Asda is the first UK supermarket to offer a 3D printing service, allowing shoppers to order prints, which take only two minutes each to scan, and then pick up their 3D object next time they visit.
The service will launch as a trial on 15 October, with prices starting at £40 a print. Shoppers can print 3D versions of any object - including something the size of a family car - but the object will be scaled down to an 8-inch figure. The figure can be printed and ready to pick up as part of next week's shop.
The 3D-printing process at Asda involves scanner cameras placed around a subject. The cameras scan the entire surface area for a couple of minutes and then recreate the subject in 3D form by spraying a ceramic fluid. The ceramic is built up in thin layers, to a solid object.

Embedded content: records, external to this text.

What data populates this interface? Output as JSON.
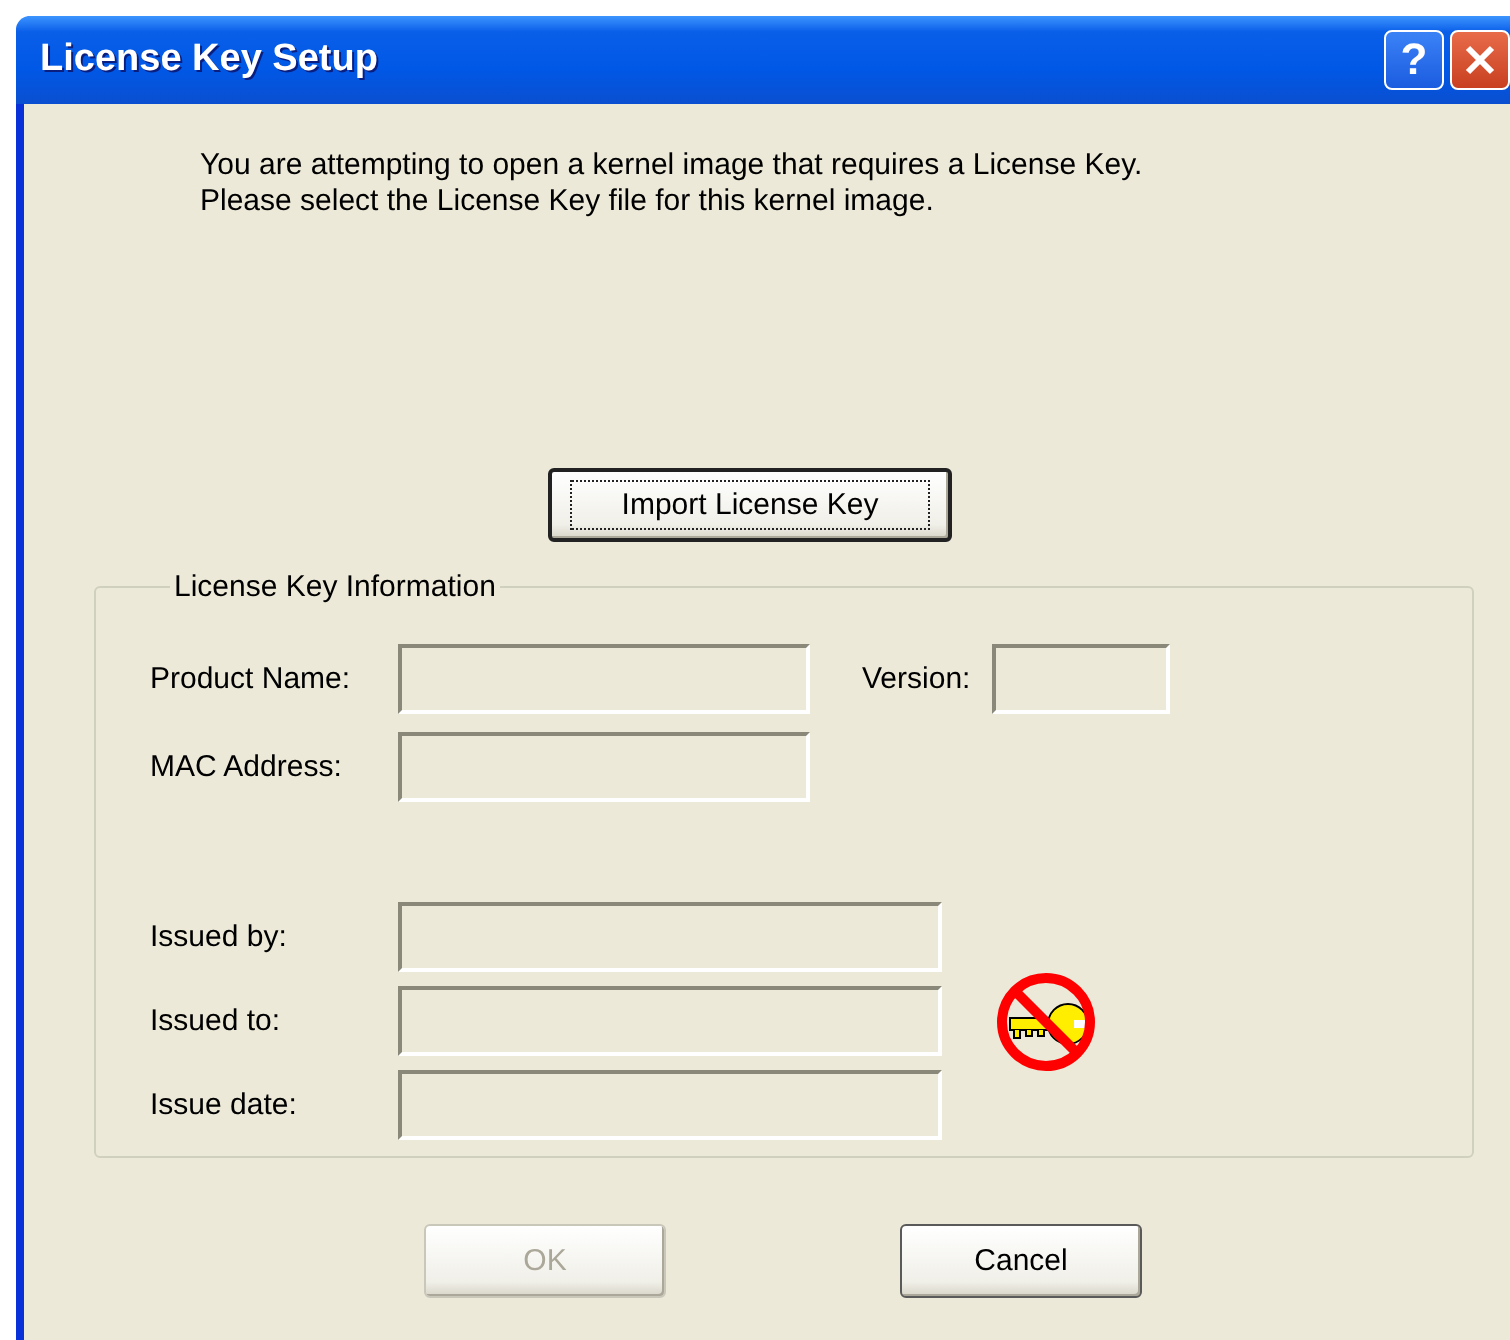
{
  "window": {
    "title": "License Key Setup",
    "help_button": "?"
  },
  "message_lines": [
    "You are attempting to open a kernel image that requires a License Key.",
    "Please select the License Key file for this kernel image."
  ],
  "import_button": {
    "label": "Import License Key",
    "focused": true,
    "disabled": false
  },
  "group": {
    "title": "License Key Information",
    "product_fields": [
      {
        "label": "Product Name:",
        "disabled": true
      },
      {
        "label": "MAC Address:",
        "disabled": true
      }
    ],
    "version_field": {
      "label": "Version:",
      "disabled": true
    },
    "issue_fields": [
      {
        "label": "Issued by:",
        "disabled": true
      },
      {
        "label": "Issued to:",
        "disabled": true
      },
      {
        "label": "Issue date:",
        "disabled": true
      }
    ]
  },
  "buttons": [
    {
      "label": "OK",
      "disabled": true,
      "focused": false
    },
    {
      "label": "Cancel",
      "disabled": false,
      "focused": false
    }
  ]
}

Asda expects personalised miniature figurines to be the the most popular 3D item: "Evolving well beyond simply filling frames with photographs of friends and family, 3D printed ‘mini me’ figures will add a whole new dimension to shoppers’ mantelpieces and the lifelike models are also expected to be popular as personalised wedding cake toppers," Asda said in a press release.

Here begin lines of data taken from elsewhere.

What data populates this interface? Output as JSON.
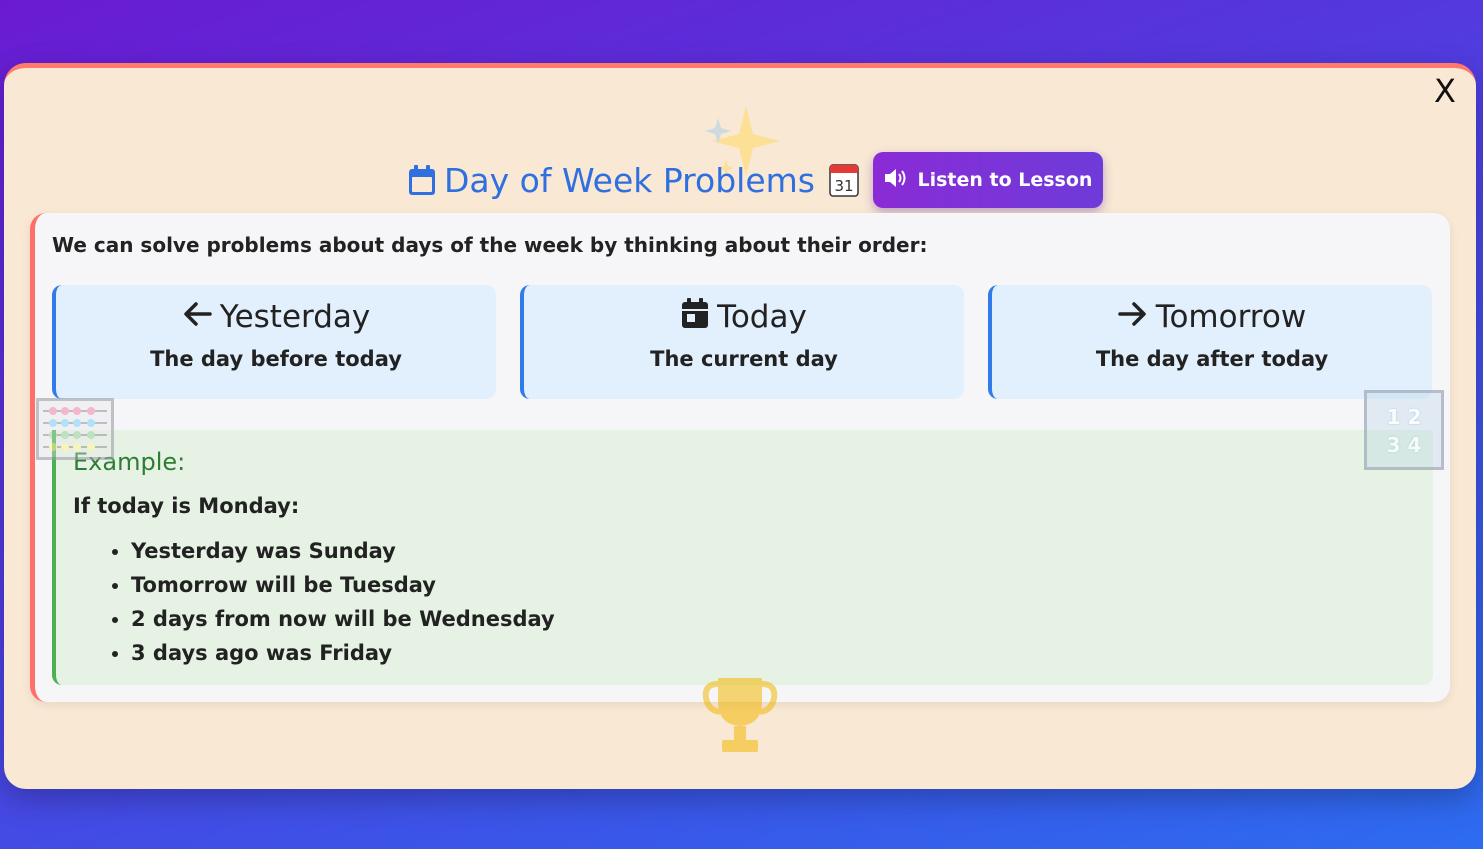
{
  "modal": {
    "close_label": "X",
    "title": "Day of Week Problems",
    "listen_button_label": "Listen to Lesson"
  },
  "lesson": {
    "intro": "We can solve problems about days of the week by thinking about their order:",
    "days": [
      {
        "icon": "arrow-left-icon",
        "heading": "Yesterday",
        "description": "The day before today"
      },
      {
        "icon": "calendar-day-icon",
        "heading": "Today",
        "description": "The current day"
      },
      {
        "icon": "arrow-right-icon",
        "heading": "Tomorrow",
        "description": "The day after today"
      }
    ],
    "example": {
      "title": "Example:",
      "intro": "If today is Monday:",
      "items": [
        "Yesterday was Sunday",
        "Tomorrow will be Tuesday",
        "2 days from now will be Wednesday",
        "3 days ago was Friday"
      ]
    }
  },
  "decorations": {
    "numbers_tile_row1": "1 2",
    "numbers_tile_row2": "3 4",
    "calendar_emoji_number": "31"
  },
  "colors": {
    "title_blue": "#2f6fe0",
    "listen_purple": "#8a2bd6",
    "card_accent_red": "#ff6f6a",
    "day_box_bg": "#e2effc",
    "example_bg": "#e6f3e4",
    "example_green": "#2e7d32",
    "modal_bg": "#f9e8d4"
  }
}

The new 3D printing service - which has been in development for the past 18 months under the supervision of American parent company Walmart - is Asda's attempt at making the trendy tech accessible to UK shoppers.
"Since the 3D printing trend travelled over the Atlantic to the UK, it has fast become the latest craze among designers and technology experts," said Asda. "This truly is innovation without limits and Asda hopes to be the first retailer to offer this service nationwide."